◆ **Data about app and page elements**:
────

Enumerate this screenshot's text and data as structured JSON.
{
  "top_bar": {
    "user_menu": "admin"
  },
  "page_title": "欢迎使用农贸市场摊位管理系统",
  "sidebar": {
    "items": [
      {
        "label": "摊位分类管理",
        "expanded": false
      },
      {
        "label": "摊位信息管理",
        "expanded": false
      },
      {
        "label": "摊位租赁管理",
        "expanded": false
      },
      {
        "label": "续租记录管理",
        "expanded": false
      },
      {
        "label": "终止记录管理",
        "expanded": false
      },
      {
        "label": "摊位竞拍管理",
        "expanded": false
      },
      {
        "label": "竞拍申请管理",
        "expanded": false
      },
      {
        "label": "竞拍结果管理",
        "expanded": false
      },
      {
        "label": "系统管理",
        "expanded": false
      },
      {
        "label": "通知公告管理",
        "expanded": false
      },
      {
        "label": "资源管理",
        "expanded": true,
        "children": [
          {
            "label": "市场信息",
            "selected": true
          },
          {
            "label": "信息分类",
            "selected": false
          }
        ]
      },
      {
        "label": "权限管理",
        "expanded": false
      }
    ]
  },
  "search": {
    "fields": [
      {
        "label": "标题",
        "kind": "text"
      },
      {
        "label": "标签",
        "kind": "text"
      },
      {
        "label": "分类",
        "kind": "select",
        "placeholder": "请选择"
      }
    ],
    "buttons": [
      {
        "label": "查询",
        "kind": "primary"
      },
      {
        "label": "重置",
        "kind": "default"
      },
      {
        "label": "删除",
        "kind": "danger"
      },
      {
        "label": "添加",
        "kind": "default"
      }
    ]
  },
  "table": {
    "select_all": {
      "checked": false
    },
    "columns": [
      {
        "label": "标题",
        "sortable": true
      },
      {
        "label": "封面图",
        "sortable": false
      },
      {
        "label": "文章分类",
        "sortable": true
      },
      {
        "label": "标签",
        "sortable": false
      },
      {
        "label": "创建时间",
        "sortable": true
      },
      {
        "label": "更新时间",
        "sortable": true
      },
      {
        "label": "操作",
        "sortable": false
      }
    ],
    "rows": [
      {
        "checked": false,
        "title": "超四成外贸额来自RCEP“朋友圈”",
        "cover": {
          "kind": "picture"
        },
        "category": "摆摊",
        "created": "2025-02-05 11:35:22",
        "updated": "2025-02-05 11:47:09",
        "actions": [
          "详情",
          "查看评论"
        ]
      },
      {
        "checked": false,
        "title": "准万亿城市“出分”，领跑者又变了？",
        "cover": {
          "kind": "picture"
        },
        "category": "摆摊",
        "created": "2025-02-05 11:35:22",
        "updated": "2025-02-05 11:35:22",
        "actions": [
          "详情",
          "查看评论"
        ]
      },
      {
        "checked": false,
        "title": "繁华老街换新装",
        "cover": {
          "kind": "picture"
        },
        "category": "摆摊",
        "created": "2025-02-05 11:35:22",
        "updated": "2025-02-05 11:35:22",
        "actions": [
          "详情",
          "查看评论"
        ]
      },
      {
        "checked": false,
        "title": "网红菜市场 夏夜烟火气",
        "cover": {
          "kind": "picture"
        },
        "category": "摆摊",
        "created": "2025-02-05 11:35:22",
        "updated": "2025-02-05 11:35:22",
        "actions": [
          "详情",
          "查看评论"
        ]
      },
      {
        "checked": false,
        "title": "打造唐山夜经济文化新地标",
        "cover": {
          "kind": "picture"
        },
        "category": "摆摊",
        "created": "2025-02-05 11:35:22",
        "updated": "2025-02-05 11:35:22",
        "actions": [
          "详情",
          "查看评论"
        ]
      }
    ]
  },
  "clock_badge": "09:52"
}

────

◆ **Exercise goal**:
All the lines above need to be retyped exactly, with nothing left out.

◆ **Solved problem**:
Enumerate this screenshot's text and data as structured JSON.
{
  "top_bar": {
    "user_menu": "admin"
  },
  "page_title": "欢迎使用农贸市场摊位管理系统",
  "sidebar": {
    "items": [
      {
        "label": "摊位分类管理",
        "expanded": false
      },
      {
        "label": "摊位信息管理",
        "expanded": false
      },
      {
        "label": "摊位租赁管理",
        "expanded": false
      },
      {
        "label": "续租记录管理",
        "expanded": false
      },
      {
        "label": "终止记录管理",
        "expanded": false
      },
      {
        "label": "摊位竞拍管理",
        "expanded": false
      },
      {
        "label": "竞拍申请管理",
        "expanded": false
      },
      {
        "label": "竞拍结果管理",
        "expanded": false
      },
      {
        "label": "系统管理",
        "expanded": false
      },
      {
        "label": "通知公告管理",
        "expanded": false
      },
      {
        "label": "资源管理",
        "expanded": true,
        "children": [
          {
            "label": "市场信息",
            "selected": true
          },
          {
            "label": "信息分类",
            "selected": false
          }
        ]
      },
      {
        "label": "权限管理",
        "expanded": false
      }
    ]
  },
  "search": {
    "fields": [
      {
        "label": "标题",
        "kind": "text"
      },
      {
        "label": "标签",
        "kind": "text"
      },
      {
        "label": "分类",
        "kind": "select",
        "placeholder": "请选择"
      }
    ],
    "buttons": [
      {
        "label": "查询",
        "kind": "primary"
      },
      {
        "label": "重置",
        "kind": "default"
      },
      {
        "label": "删除",
        "kind": "danger"
      },
      {
        "label": "添加",
        "kind": "default"
      }
    ]
  },
  "table": {
    "select_all": {
      "checked": false
    },
    "columns": [
      {
        "label": "标题",
        "sortable": true
      },
      {
        "label": "封面图",
        "sortable": false
      },
      {
        "label": "文章分类",
        "sortable": true
      },
      {
        "label": "标签",
        "sortable": false
      },
      {
        "label": "创建时间",
        "sortable": true
      },
      {
        "label": "更新时间",
        "sortable": true
      },
      {
        "label": "操作",
        "sortable": false
      }
    ],
    "rows": [
      {
        "checked": false,
        "title": "超四成外贸额来自RCEP“朋友圈”",
        "cover": {
          "kind": "picture"
        },
        "category": "摆摊",
        "created": "2025-02-05 11:35:22",
        "updated": "2025-02-05 11:47:09",
        "actions": [
          "详情",
          "查看评论"
        ]
      },
      {
        "checked": false,
        "title": "准万亿城市“出分”，领跑者又变了？",
        "cover": {
          "kind": "picture"
        },
        "category": "摆摊",
        "created": "2025-02-05 11:35:22",
        "updated": "2025-02-05 11:35:22",
        "actions": [
          "详情",
          "查看评论"
        ]
      },
      {
        "checked": false,
        "title": "繁华老街换新装",
        "cover": {
          "kind": "picture"
        },
        "category": "摆摊",
        "created": "2025-02-05 11:35:22",
        "updated": "2025-02-05 11:35:22",
        "actions": [
          "详情",
          "查看评论"
        ]
      },
      {
        "checked": false,
        "title": "网红菜市场 夏夜烟火气",
        "cover": {
          "kind": "picture"
        },
        "category": "摆摊",
        "created": "2025-02-05 11:35:22",
        "updated": "2025-02-05 11:35:22",
        "actions": [
          "详情",
          "查看评论"
        ]
      },
      {
        "checked": false,
        "title": "打造唐山夜经济文化新地标",
        "cover": {
          "kind": "picture"
        },
        "category": "摆摊",
        "created": "2025-02-05 11:35:22",
        "updated": "2025-02-05 11:35:22",
        "actions": [
          "详情",
          "查看评论"
        ]
      }
    ]
  },
  "clock_badge": "09:52"
}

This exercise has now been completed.